Teen testimony: This is me


This is me

By Isaiah Pauley



Pauley

Pauley


I recently watched “The Greatest Showman” for a school assignment. If you’re unfamiliar with the movie, it’s a musical encouraging viewers to be themselves. One of the songs in the movie is called “This is me.” It strives to celebrate the differences between human beings. In other words, the song shouts, “Be yourself!”

Today, I’m writing about identity. But I’m doing so from a biblical perspective.

In my home, there’s a quote on the wall. It reads, “In a world where you can be anything, be yourself.” It’s a cute cliché, but I forget it’s there. Actually, I forget the words. I don’t know about you, but I struggle to be comfortable in my own skin.

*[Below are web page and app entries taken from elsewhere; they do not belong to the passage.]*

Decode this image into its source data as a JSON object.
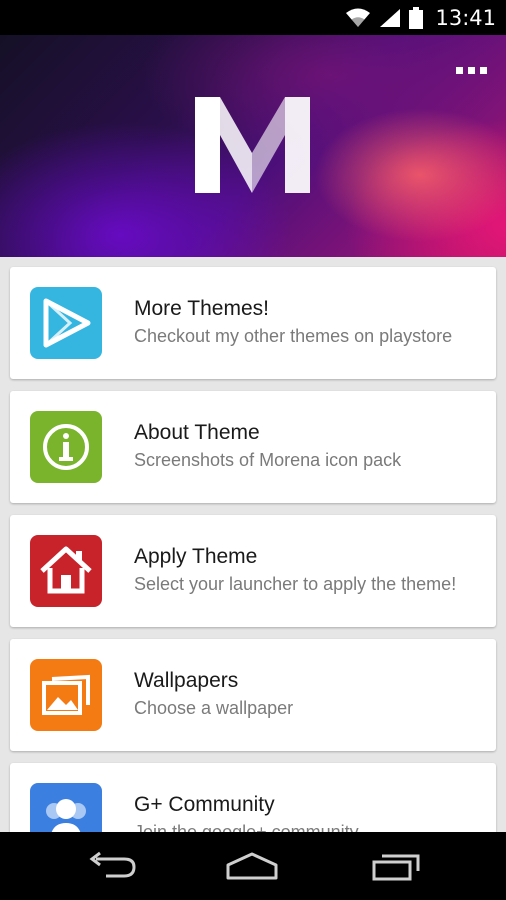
{
  "status_bar": {
    "time": "13:41"
  },
  "header": {
    "logo_letter": "M"
  },
  "menu": {
    "items": [
      {
        "title": "More Themes!",
        "subtitle": "Checkout my other themes on playstore",
        "icon": "play-store-icon",
        "color": "#35b6e1"
      },
      {
        "title": "About Theme",
        "subtitle": "Screenshots of Morena icon pack",
        "icon": "info-icon",
        "color": "#7ab42c"
      },
      {
        "title": "Apply Theme",
        "subtitle": "Select your launcher to apply the theme!",
        "icon": "home-icon",
        "color": "#c8222a"
      },
      {
        "title": "Wallpapers",
        "subtitle": "Choose a wallpaper",
        "icon": "pictures-icon",
        "color": "#f47b14"
      },
      {
        "title": "G+ Community",
        "subtitle": "Join the google+ community",
        "icon": "community-icon",
        "color": "#3b7fe0"
      }
    ]
  }
}
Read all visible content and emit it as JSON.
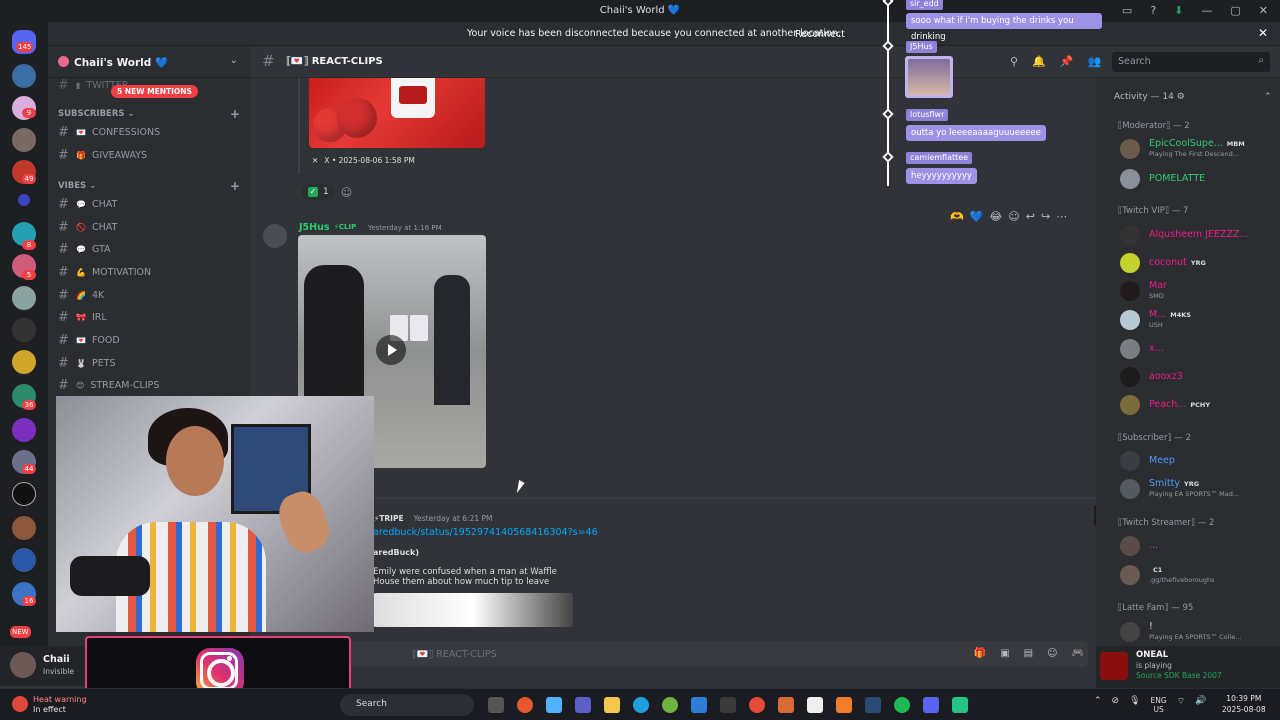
{
  "window": {
    "title": "Chaii's World",
    "heart": "💙"
  },
  "banner": {
    "message": "Your voice has been disconnected because you connected at another location.",
    "reconnect": "Reconnect"
  },
  "guilds": {
    "badges": [
      "145",
      "9",
      "49",
      "8",
      "5",
      "36",
      "44",
      "16",
      "NEW"
    ]
  },
  "server": {
    "name": "Chaii's World 💙"
  },
  "mentions": "5 NEW MENTIONS",
  "categories": {
    "subscribers": "SUBSCRIBERS",
    "vibes": "VIBES"
  },
  "channels": [
    {
      "label": "TWITTER",
      "emoji": "▮"
    },
    {
      "label": "CONFESSIONS",
      "emoji": "💌"
    },
    {
      "label": "GIVEAWAYS",
      "emoji": "🎁"
    },
    {
      "label": "CHAT",
      "emoji": "💬"
    },
    {
      "label": "CHAT",
      "emoji": "🚫"
    },
    {
      "label": "GTA",
      "emoji": "💬"
    },
    {
      "label": "MOTIVATION",
      "emoji": "💪"
    },
    {
      "label": "4K",
      "emoji": "🌈"
    },
    {
      "label": "IRL",
      "emoji": "🎀"
    },
    {
      "label": "FOOD",
      "emoji": "💌"
    },
    {
      "label": "PETS",
      "emoji": "🐰"
    },
    {
      "label": "STREAM-CLIPS",
      "emoji": "😊"
    }
  ],
  "user": {
    "name": "Chaii",
    "status": "Invisible"
  },
  "channel": {
    "name": "REACT-CLIPS",
    "prefix": "⟦💌⟧"
  },
  "search": {
    "placeholder": "Search"
  },
  "messages": {
    "embed_footer": "X • 2025-08-06 1:58 PM",
    "reaction_count": "1",
    "msg1": {
      "author": "J5Hus",
      "badge": "⚡CLIP",
      "time": "Yesterday at 1:16 PM"
    },
    "msg2": {
      "badge": "⚡TRIPE",
      "time": "Yesterday at 6:21 PM",
      "link": "aredbuck/status/1952974140568416304?s=46",
      "card_title": "aredBuck)",
      "card_text": "Emily were confused when a man at Waffle House them about how much tip to leave"
    }
  },
  "composer": {
    "placeholder": "⟦💌⟧ REACT-CLIPS"
  },
  "members": {
    "header": "Activity — 14",
    "groups": [
      {
        "role": "⟦Moderator⟧ — 2",
        "members": [
          {
            "name": "EpicCoolSupe...",
            "tag": "MBM",
            "sub": "Playing The First Descend...",
            "color": "#2ecc71"
          },
          {
            "name": "POMELATTE",
            "tag": "",
            "sub": "",
            "color": "#2ecc71"
          }
        ]
      },
      {
        "role": "⟦Twitch VIP⟧ — 7",
        "members": [
          {
            "name": "Alqusheem JEEZZZ...",
            "tag": "",
            "sub": "",
            "color": "#e91e8c"
          },
          {
            "name": "coconut",
            "tag": "YRG",
            "sub": "",
            "color": "#e91e8c"
          },
          {
            "name": "Mar",
            "tag": "",
            "sub": "SMD",
            "color": "#e91e8c"
          },
          {
            "name": "M...",
            "tag": "M4KS",
            "sub": "USH",
            "color": "#e91e8c"
          },
          {
            "name": "x...",
            "tag": "",
            "sub": "",
            "color": "#e91e8c"
          },
          {
            "name": "aooxz3",
            "tag": "",
            "sub": "",
            "color": "#e91e8c"
          },
          {
            "name": "Peach...",
            "tag": "PCHY",
            "sub": "",
            "color": "#e91e8c"
          }
        ]
      },
      {
        "role": "⟦Subscriber⟧ — 2",
        "members": [
          {
            "name": "Meep",
            "tag": "",
            "sub": "",
            "color": "#4e9cff"
          },
          {
            "name": "Smitty",
            "tag": "YRG",
            "sub": "Playing EA SPORTS™ Mad...",
            "color": "#4e9cff"
          }
        ]
      },
      {
        "role": "⟦Twitch Streamer⟧ — 2",
        "members": [
          {
            "name": "...",
            "tag": "",
            "sub": "",
            "color": "#9b59b6"
          },
          {
            "name": "",
            "tag": "C1",
            "sub": ".gg/thefiveboroughs",
            "color": "#9b59b6"
          }
        ]
      },
      {
        "role": "⟦Latte Fam⟧ — 95",
        "members": [
          {
            "name": "!",
            "tag": "",
            "sub": "Playing EA SPORTS™ Colle...",
            "color": "#dbdee1"
          }
        ]
      }
    ]
  },
  "overlay": {
    "items": [
      {
        "name": "sir_edd",
        "text": "sooo what if i'm buying the drinks you drinking"
      },
      {
        "name": "J5Hus",
        "text": ""
      },
      {
        "name": "lotusflwr",
        "text": "outta yo leeeeaaaaguuueeeee"
      },
      {
        "name": "camiemflattee",
        "text": "heyyyyyyyyyy"
      }
    ]
  },
  "game": {
    "name": "ONEAL",
    "status": "is playing",
    "game": "Source SDK Base 2007"
  },
  "taskbar": {
    "warning_title": "Heat warning",
    "warning_sub": "In effect",
    "search": "Search",
    "lang1": "ENG",
    "lang2": "US",
    "time": "10:39 PM",
    "date": "2025-08-08"
  }
}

I’m not alone. People struggle heavily with identity. For some, the identity crisis pertains to outward appearance. For others, the insecurity comes from personality differences, social skills, or intelligence levels. In our eyes, we don’t have what it takes.

The insecurities plague our minds like flies in Egypt. So let’s grab a fly swatter (the Bible) and start swatting insecurity in the face.

The first page of the Bible says, “So God created man in his own image, in the image of God he created him; male and female he created them” (Gen. 1:27 ESV). If you’re a human being, then you’re made to be like God. You’re created with more ingenuity than science can explain. You’re so incredibly precious in the eyes of your Creator. However, because of sin, your identity is fully discovered through the grace of Jesus Christ.

The Apostle Paul writes, “For we are God’s masterpiece. He has created us anew in Christ Jesus, so we can do the good things he planned for us long ago” (Eph. 2:10 NLT).

Here’s the truth: you cannot know who you are until you know who Jesus is. Because of Jesus, you are somebody. If you want to be comfortable in your own skin, develop a deeper relationship with Jesus. The more you know Him, the more you know you.

But here’s the problem: most Christians still struggle with being themselves. Why? Because it’s difficult to look past human insufficiency and gaze at Christ’s sufficiency.

We often think God wants to remove the source of our insecurity. But sometimes, God allows the source of our insecurity to remain. When it comes to overcoming insecurity, it’s less about removal and more about focus. It’s less about God removing your insufficiencies and more about how well you look past your insufficiencies to see Jesus.

The Apostle Paul writes about a “thorn” in his flesh. He says, “Three times I pleaded with the Lord about this, that it should leave me. But he said to me, ‘My grace is sufficient for you, for my power is made perfect in weakness.’ Therefore I will boast all the more gladly of my weaknesses, so that the power of Christ may rest upon me” (2 Cor. 12:8-9 ESV).

Are you focusing on your “thorns” or Jesus? I know you’re frustrated by your “thorns.” It’s hard to look in a mirror and see the details of a face you know all too well. It’s hard to keep walking when you make mistakes. It’s hard to have confidence in the power of Christ when you know your weaknesses. But sometimes, God allows your “thorns” to remain. Why? Because God loves to work His power through weak people. He loves to be sufficient through your insufficiency. That’s the beautiful grace of God.

Whether or not you live in insecurity depends on your focus: “thorns” or Jesus. Both are real, but which one has your focus?

My girlfriend Gabrielle has a favorite quote. It reads, “I’m just a nobody, trying to tell everybody, about Somebody, who can save anybody.” Now, I understand what the author is trying to say. But I don’t like this quote. She knows that. (I think she keeps it around to bother me.)

You see, in Christ, we become somebody. The Bible says, “Once you were not a people, but now you are God’s people; once you had not received mercy, but now you have received mercy” (1 Pet. 2:10 ESV).

In my opinion, a better quote would be, “Once a nobody, now a somebody.” But who am I to argue with the lady?

On a serious note, the choice is yours. You can base your identity on your “thorns” or Jesus. You can be a “nobody” or a “somebody” in Christ. The choice is yours.

Pauley
https://www.mydailysentinel.com/wp-content/uploads/sites/14/2018/11/web1_9.1-PPR-Pauley-4.jpgPauley
This is me

By Isaiah Pauley

Isaiah Pauley is a 2018 graduate of Wahama High School and attends Ohio Christian University. He can be followed at www.isaiahpauley.com, or on Facebook at Isaiah Pauley Page.

Isaiah Pauley is a 2018 graduate of Wahama High School and attends Ohio Christian University. He can be followed at www.isaiahpauley.com, or on Facebook at Isaiah Pauley Page.